After coming out of my creative writing class with a motivation to write my assigned short story, I found myself thinking, researching and writing — not about my assignment, but rather about the study my teacher had mentioned to end a debate in our class between a gay black man and a straight Hispanic man. The two were discussing society’s perils and expectations of the separate roles of a man and a woman.
The debate had started from how hard it is to be a woman (shockingly coming from the gay student’s platform) to how two gay men aren’t accepted as easily as lesbian women are in the eyes and opinions of many of the heterosexual individuals around them.
He rings true that lesbian women do have it seemingly easier. In an FBI statistics chart, 55.1 percent of the 1,482 sexual orientation hate crimes in 2009 were victims because of an offender’s anti-male homosexual bias while 15.3 percent were victims because of an anti-female homosexual bias (and those are just the ones that are even reported at all). But why is that?
Other than the obvious answer that it is a sexual fantasy for many males in the world, it seems to stick out (more than just from their pants) that men find it an offense to their gender, as a complete entity, when a man “lowers himself down a notch on the testosterone pole” and when a woman does the very opposite, opening up the door to the “He-man Woman Haters Club” and sitting down on the couch — making herself at home. The idea of the switch of power roles makes any heterosexual man with an ego cringe. And it’s not in disgust; it seems to be most in fear.
A study performed at the University of Georgia shed some light on homophobic men and the tested individuals’ true psychological fear. It is not that they are afraid of homosexual men around themselves; it is that they are afraid of themselves around homosexual men.
In the study, they asked a group of men a series of questions on how they felt about homosexual men. Based upon those results, they divided the men up into a group of their definition of homophobic men and non-homophobic men. Each group was shown three, short pornographic scenes: one with two heterosexuals engaging in sexual intercourse, one with two gay men engaging in sexual intercourse and one with two lesbian women engaging in sexual intercourse. During the viewing of these scenes, the experimenters attached a device to each individual’s penis to record any detections of sexual arousal. As easily predicted, every man was sexually aroused by the heterosexual video and the sexual video involving two women. However, it was the sexual video involving two men that had gotten one group’s hard (he he) attention. The homophobic men had sent their devices off in detection of arousal.
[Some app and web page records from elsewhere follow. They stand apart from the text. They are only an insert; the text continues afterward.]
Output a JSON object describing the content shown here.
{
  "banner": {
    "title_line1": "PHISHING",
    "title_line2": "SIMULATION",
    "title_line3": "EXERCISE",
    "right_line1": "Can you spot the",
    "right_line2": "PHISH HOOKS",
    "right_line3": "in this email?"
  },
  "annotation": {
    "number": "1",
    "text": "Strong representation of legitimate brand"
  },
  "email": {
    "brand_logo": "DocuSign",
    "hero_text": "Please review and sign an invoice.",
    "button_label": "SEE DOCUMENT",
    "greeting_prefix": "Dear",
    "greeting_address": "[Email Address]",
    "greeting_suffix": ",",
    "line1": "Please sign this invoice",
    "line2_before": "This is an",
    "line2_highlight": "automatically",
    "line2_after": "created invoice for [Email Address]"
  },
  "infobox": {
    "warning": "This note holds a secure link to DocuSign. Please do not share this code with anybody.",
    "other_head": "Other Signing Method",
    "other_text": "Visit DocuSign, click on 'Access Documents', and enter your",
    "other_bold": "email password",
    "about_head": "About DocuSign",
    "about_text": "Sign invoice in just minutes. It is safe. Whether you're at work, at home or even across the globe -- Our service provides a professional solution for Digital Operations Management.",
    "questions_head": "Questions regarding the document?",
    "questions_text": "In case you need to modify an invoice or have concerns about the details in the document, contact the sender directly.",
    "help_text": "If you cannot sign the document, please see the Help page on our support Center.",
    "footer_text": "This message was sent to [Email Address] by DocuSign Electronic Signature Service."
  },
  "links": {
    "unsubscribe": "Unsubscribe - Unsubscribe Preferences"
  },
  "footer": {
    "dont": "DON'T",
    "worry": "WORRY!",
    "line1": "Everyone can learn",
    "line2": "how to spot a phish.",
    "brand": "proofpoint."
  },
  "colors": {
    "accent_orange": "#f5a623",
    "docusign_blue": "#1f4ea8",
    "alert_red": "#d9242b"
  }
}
Wait, what? Whoa.
How is it that these very men considered as “homophobic” were aroused by the very thing they proclaimed to be uncomfortable around and even scared of? Was this some sort of ridiculous hypocrisy that we finally uncovered? And as for all of the homophobic men that may be gay, the ones who lashed out in violence against their own sexual orientation… were they were beating the gay out of themselves onto someone who actually had the courage to be true to themselves?
When you point your finger at someone, three fingers are pointing back at you. Many times, the very thing you are pointing out resides deep down in you.
The very idea that many of these homophobic men — who may be homosexual — contributed to hate crimes seems to contradict the lifestyle they are entitled to live; as are heterosexuals, transsexuals and bisexuals.
Of course, not all science experiments are sufficient enough to become a blanket statement and therefore, not all homophobic men are homosexuals themselves, but it does provoke threads of thoughts about the man behind the fear.
If we always press to ask why and pursue the answers, we can come to imperative and even alarming discoveries.